***** Source material *****

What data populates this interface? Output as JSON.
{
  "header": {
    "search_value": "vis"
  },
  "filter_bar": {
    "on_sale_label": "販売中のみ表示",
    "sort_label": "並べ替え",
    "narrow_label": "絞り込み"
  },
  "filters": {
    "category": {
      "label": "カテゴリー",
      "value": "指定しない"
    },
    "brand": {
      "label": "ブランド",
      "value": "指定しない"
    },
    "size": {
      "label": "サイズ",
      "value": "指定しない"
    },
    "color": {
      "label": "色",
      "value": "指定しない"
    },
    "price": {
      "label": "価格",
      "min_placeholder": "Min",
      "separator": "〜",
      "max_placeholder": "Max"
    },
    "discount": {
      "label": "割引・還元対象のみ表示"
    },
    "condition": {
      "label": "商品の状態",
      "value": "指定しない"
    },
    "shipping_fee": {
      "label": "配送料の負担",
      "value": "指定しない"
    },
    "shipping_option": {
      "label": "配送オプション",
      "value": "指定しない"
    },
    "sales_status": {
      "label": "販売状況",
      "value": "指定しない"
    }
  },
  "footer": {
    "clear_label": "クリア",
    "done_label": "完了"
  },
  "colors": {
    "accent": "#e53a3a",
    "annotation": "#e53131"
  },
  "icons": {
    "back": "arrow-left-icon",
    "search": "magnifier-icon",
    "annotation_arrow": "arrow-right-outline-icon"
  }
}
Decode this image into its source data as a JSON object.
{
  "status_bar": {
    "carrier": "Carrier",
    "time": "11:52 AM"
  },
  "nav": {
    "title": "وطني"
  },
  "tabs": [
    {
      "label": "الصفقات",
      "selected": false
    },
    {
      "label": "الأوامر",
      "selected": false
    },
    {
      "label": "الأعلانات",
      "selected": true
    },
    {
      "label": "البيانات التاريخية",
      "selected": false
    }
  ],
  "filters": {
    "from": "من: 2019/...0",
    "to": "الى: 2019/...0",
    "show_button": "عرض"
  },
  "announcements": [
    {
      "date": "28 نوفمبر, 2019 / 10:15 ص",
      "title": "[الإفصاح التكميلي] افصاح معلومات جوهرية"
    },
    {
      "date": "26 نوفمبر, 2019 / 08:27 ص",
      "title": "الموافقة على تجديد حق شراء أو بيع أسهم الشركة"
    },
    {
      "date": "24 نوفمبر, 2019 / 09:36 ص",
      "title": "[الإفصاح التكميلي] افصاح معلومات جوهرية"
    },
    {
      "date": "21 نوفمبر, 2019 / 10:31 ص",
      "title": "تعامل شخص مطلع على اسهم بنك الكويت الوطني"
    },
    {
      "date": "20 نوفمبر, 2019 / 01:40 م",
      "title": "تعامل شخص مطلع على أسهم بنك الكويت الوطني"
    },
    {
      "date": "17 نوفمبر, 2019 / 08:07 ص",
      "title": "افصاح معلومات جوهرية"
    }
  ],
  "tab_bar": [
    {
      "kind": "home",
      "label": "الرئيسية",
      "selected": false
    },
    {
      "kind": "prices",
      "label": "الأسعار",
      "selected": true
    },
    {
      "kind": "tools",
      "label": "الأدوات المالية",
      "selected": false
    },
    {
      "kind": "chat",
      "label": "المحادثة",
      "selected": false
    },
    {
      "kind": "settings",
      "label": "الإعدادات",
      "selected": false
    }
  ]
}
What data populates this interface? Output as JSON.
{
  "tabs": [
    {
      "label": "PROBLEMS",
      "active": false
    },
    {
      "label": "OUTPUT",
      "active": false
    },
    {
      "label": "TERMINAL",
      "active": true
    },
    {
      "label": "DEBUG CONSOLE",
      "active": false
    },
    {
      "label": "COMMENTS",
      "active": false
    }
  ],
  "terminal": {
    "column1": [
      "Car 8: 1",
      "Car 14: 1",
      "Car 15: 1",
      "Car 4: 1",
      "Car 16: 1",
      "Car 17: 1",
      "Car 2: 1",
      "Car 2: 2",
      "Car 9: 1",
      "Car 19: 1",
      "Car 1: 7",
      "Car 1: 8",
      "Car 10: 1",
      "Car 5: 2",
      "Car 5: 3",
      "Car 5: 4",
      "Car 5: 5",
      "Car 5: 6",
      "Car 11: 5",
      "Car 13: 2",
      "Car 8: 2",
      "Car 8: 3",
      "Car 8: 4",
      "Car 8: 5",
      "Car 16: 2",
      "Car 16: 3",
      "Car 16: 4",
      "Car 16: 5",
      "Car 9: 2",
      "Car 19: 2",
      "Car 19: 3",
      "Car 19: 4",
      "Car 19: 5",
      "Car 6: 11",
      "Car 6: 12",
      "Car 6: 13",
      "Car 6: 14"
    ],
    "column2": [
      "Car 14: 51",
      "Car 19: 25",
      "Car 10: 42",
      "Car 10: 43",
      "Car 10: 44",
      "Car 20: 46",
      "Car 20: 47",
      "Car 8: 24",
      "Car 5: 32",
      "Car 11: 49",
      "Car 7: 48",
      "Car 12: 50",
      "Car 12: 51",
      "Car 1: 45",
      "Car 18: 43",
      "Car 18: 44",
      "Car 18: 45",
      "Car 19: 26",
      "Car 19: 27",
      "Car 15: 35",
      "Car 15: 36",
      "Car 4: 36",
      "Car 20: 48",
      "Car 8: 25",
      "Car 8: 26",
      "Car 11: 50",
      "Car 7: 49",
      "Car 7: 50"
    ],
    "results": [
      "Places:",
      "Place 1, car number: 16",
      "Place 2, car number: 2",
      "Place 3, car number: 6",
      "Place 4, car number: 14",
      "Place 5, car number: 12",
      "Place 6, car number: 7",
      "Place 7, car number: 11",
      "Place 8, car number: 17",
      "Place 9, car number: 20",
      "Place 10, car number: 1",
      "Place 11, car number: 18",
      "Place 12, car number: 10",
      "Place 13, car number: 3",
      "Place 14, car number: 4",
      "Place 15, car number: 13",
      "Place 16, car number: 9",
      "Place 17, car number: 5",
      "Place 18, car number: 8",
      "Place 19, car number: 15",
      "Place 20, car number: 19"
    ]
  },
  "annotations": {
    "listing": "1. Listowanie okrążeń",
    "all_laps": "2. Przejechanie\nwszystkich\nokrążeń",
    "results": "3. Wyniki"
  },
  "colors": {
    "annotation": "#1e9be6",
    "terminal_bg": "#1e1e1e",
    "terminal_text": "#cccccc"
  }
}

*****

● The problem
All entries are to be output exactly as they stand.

● Answer space
What data populates this interface? Output as JSON.
{
  "header": {
    "search_value": "vis"
  },
  "filter_bar": {
    "on_sale_label": "販売中のみ表示",
    "sort_label": "並べ替え",
    "narrow_label": "絞り込み"
  },
  "filters": {
    "category": {
      "label": "カテゴリー",
      "value": "指定しない"
    },
    "brand": {
      "label": "ブランド",
      "value": "指定しない"
    },
    "size": {
      "label": "サイズ",
      "value": "指定しない"
    },
    "color": {
      "label": "色",
      "value": "指定しない"
    },
    "price": {
      "label": "価格",
      "min_placeholder": "Min",
      "separator": "〜",
      "max_placeholder": "Max"
    },
    "discount": {
      "label": "割引・還元対象のみ表示"
    },
    "condition": {
      "label": "商品の状態",
      "value": "指定しない"
    },
    "shipping_fee": {
      "label": "配送料の負担",
      "value": "指定しない"
    },
    "shipping_option": {
      "label": "配送オプション",
      "value": "指定しない"
    },
    "sales_status": {
      "label": "販売状況",
      "value": "指定しない"
    }
  },
  "footer": {
    "clear_label": "クリア",
    "done_label": "完了"
  },
  "colors": {
    "accent": "#e53a3a",
    "annotation": "#e53131"
  },
  "icons": {
    "back": "arrow-left-icon",
    "search": "magnifier-icon",
    "annotation_arrow": "arrow-right-outline-icon"
  }
}
Decode this image into its source data as a JSON object.
{
  "status_bar": {
    "carrier": "Carrier",
    "time": "11:52 AM"
  },
  "nav": {
    "title": "وطني"
  },
  "tabs": [
    {
      "label": "الصفقات",
      "selected": false
    },
    {
      "label": "الأوامر",
      "selected": false
    },
    {
      "label": "الأعلانات",
      "selected": true
    },
    {
      "label": "البيانات التاريخية",
      "selected": false
    }
  ],
  "filters": {
    "from": "من: 2019/...0",
    "to": "الى: 2019/...0",
    "show_button": "عرض"
  },
  "announcements": [
    {
      "date": "28 نوفمبر, 2019 / 10:15 ص",
      "title": "[الإفصاح التكميلي] افصاح معلومات جوهرية"
    },
    {
      "date": "26 نوفمبر, 2019 / 08:27 ص",
      "title": "الموافقة على تجديد حق شراء أو بيع أسهم الشركة"
    },
    {
      "date": "24 نوفمبر, 2019 / 09:36 ص",
      "title": "[الإفصاح التكميلي] افصاح معلومات جوهرية"
    },
    {
      "date": "21 نوفمبر, 2019 / 10:31 ص",
      "title": "تعامل شخص مطلع على اسهم بنك الكويت الوطني"
    },
    {
      "date": "20 نوفمبر, 2019 / 01:40 م",
      "title": "تعامل شخص مطلع على أسهم بنك الكويت الوطني"
    },
    {
      "date": "17 نوفمبر, 2019 / 08:07 ص",
      "title": "افصاح معلومات جوهرية"
    }
  ],
  "tab_bar": [
    {
      "kind": "home",
      "label": "الرئيسية",
      "selected": false
    },
    {
      "kind": "prices",
      "label": "الأسعار",
      "selected": true
    },
    {
      "kind": "tools",
      "label": "الأدوات المالية",
      "selected": false
    },
    {
      "kind": "chat",
      "label": "المحادثة",
      "selected": false
    },
    {
      "kind": "settings",
      "label": "الإعدادات",
      "selected": false
    }
  ]
}
What data populates this interface? Output as JSON.
{
  "tabs": [
    {
      "label": "PROBLEMS",
      "active": false
    },
    {
      "label": "OUTPUT",
      "active": false
    },
    {
      "label": "TERMINAL",
      "active": true
    },
    {
      "label": "DEBUG CONSOLE",
      "active": false
    },
    {
      "label": "COMMENTS",
      "active": false
    }
  ],
  "terminal": {
    "column1": [
      "Car 8: 1",
      "Car 14: 1",
      "Car 15: 1",
      "Car 4: 1",
      "Car 16: 1",
      "Car 17: 1",
      "Car 2: 1",
      "Car 2: 2",
      "Car 9: 1",
      "Car 19: 1",
      "Car 1: 7",
      "Car 1: 8",
      "Car 10: 1",
      "Car 5: 2",
      "Car 5: 3",
      "Car 5: 4",
      "Car 5: 5",
      "Car 5: 6",
      "Car 11: 5",
      "Car 13: 2",
      "Car 8: 2",
      "Car 8: 3",
      "Car 8: 4",
      "Car 8: 5",
      "Car 16: 2",
      "Car 16: 3",
      "Car 16: 4",
      "Car 16: 5",
      "Car 9: 2",
      "Car 19: 2",
      "Car 19: 3",
      "Car 19: 4",
      "Car 19: 5",
      "Car 6: 11",
      "Car 6: 12",
      "Car 6: 13",
      "Car 6: 14"
    ],
    "column2": [
      "Car 14: 51",
      "Car 19: 25",
      "Car 10: 42",
      "Car 10: 43",
      "Car 10: 44",
      "Car 20: 46",
      "Car 20: 47",
      "Car 8: 24",
      "Car 5: 32",
      "Car 11: 49",
      "Car 7: 48",
      "Car 12: 50",
      "Car 12: 51",
      "Car 1: 45",
      "Car 18: 43",
      "Car 18: 44",
      "Car 18: 45",
      "Car 19: 26",
      "Car 19: 27",
      "Car 15: 35",
      "Car 15: 36",
      "Car 4: 36",
      "Car 20: 48",
      "Car 8: 25",
      "Car 8: 26",
      "Car 11: 50",
      "Car 7: 49",
      "Car 7: 50"
    ],
    "results": [
      "Places:",
      "Place 1, car number: 16",
      "Place 2, car number: 2",
      "Place 3, car number: 6",
      "Place 4, car number: 14",
      "Place 5, car number: 12",
      "Place 6, car number: 7",
      "Place 7, car number: 11",
      "Place 8, car number: 17",
      "Place 9, car number: 20",
      "Place 10, car number: 1",
      "Place 11, car number: 18",
      "Place 12, car number: 10",
      "Place 13, car number: 3",
      "Place 14, car number: 4",
      "Place 15, car number: 13",
      "Place 16, car number: 9",
      "Place 17, car number: 5",
      "Place 18, car number: 8",
      "Place 19, car number: 15",
      "Place 20, car number: 19"
    ]
  },
  "annotations": {
    "listing": "1. Listowanie okrążeń",
    "all_laps": "2. Przejechanie\nwszystkich\nokrążeń",
    "results": "3. Wyniki"
  },
  "colors": {
    "annotation": "#1e9be6",
    "terminal_bg": "#1e1e1e",
    "terminal_text": "#cccccc"
  }
}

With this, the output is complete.